What reasons stop you from reaching out for help? Have you found a way to balance bearing another’s burdens while practicing self-care?


I made a primary care doctor appointment and stopped taking the stimulant. At the doctor’s office, the doctor told me to stop the medicine and he increased the dosage on another med. Eventually, I stopped all weight management medicine due to side effects.

Mentally, I can open up about my burden now because it’s solved. My brain is thinking clearer. I still wonder about what to do for the next time when I don’t want to share my messy burden.

Do you make a plan for when you break down?

It’s a Blessing to Be a Burden

I tell myself, it is okay and normal to be a burden. I take on the burden of caring for my family because I love them. They take on my burdens because they love me. My friends and I reciprocate sharing our burdens and triumphs. Sometimes we have the strength to lift another. Other times we need someone to lift us. I hope many of us have the support system to bear one another’s burdens.

For all of our independence, we are an interdependent species. We depend on our parents or guardians as children. As adolescents, we depend more on ourselves and our peer group. As adults, we become as independent as our circumstances allow, yet we still need to rely on each other emotionally. In our weak moments, we can remember that we are each other’s angels. And if it helps, we can depend on God too.



Eileen Davis

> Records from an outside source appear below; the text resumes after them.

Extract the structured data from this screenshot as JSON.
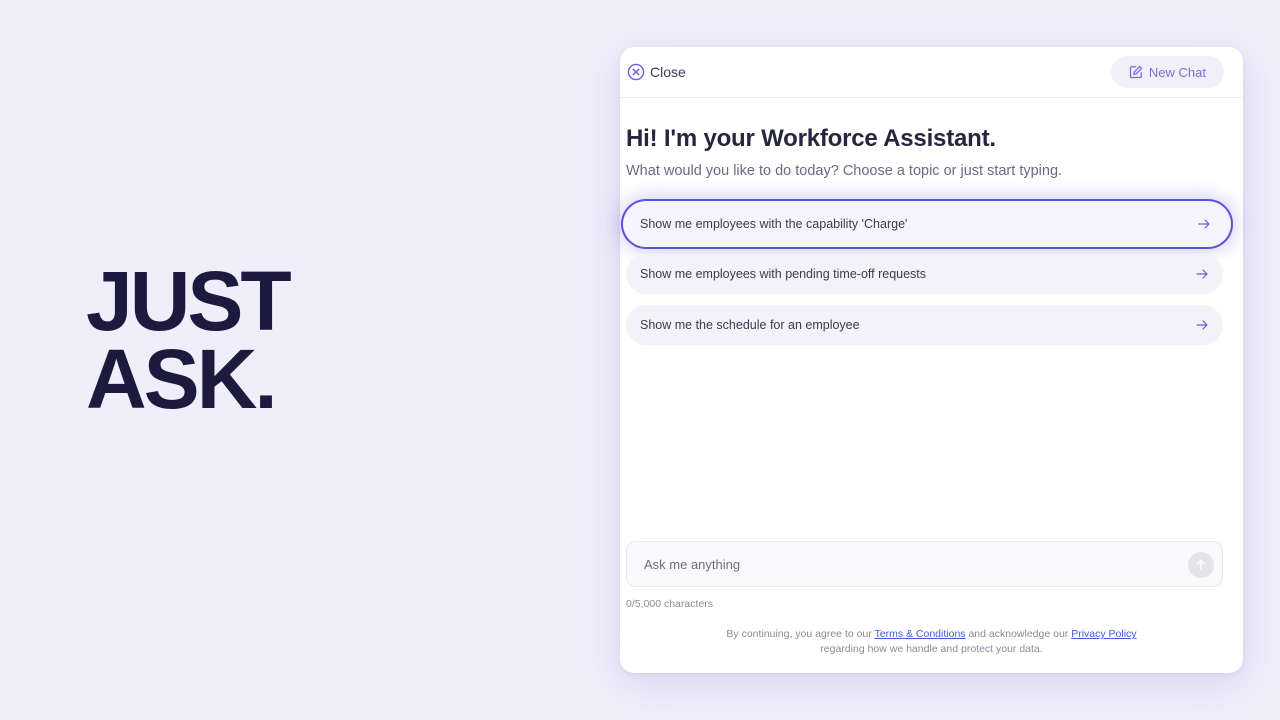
{
  "hero": {
    "line1": "JUST",
    "line2": "ASK."
  },
  "header": {
    "close_label": "Close",
    "new_chat_label": "New Chat"
  },
  "greeting": {
    "title": "Hi! I'm your Workforce Assistant.",
    "subtitle": "What would you like to do today? Choose a topic or just start typing."
  },
  "suggestions": [
    {
      "label": "Show me employees with the capability 'Charge'",
      "active": true
    },
    {
      "label": "Show me employees with pending time-off requests",
      "active": false
    },
    {
      "label": "Show me the schedule for an employee",
      "active": false
    }
  ],
  "input": {
    "placeholder": "Ask me anything",
    "value": "",
    "char_count": "0/5,000 characters"
  },
  "disclaimer": {
    "prefix": "By continuing, you agree to our ",
    "terms_link": "Terms & Conditions",
    "middle": " and acknowledge our ",
    "privacy_link": "Privacy Policy",
    "suffix": "regarding how we handle and protect your data."
  },
  "icons": {
    "close": "close-circle-icon",
    "new_chat": "edit-icon",
    "suggestion_arrow": "arrow-right-icon",
    "send": "arrow-up-icon"
  },
  "colors": {
    "accent": "#7b6ee0",
    "active_border": "#5b55d6",
    "link": "#3f5fd6",
    "hero_text": "#1c1b3d",
    "background": "#f0eefa"
  }
}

I love language and believe every word is a poem. I majored in English language from BYU. I am a mom to four rambunctious boys. I have bipolar disorder too.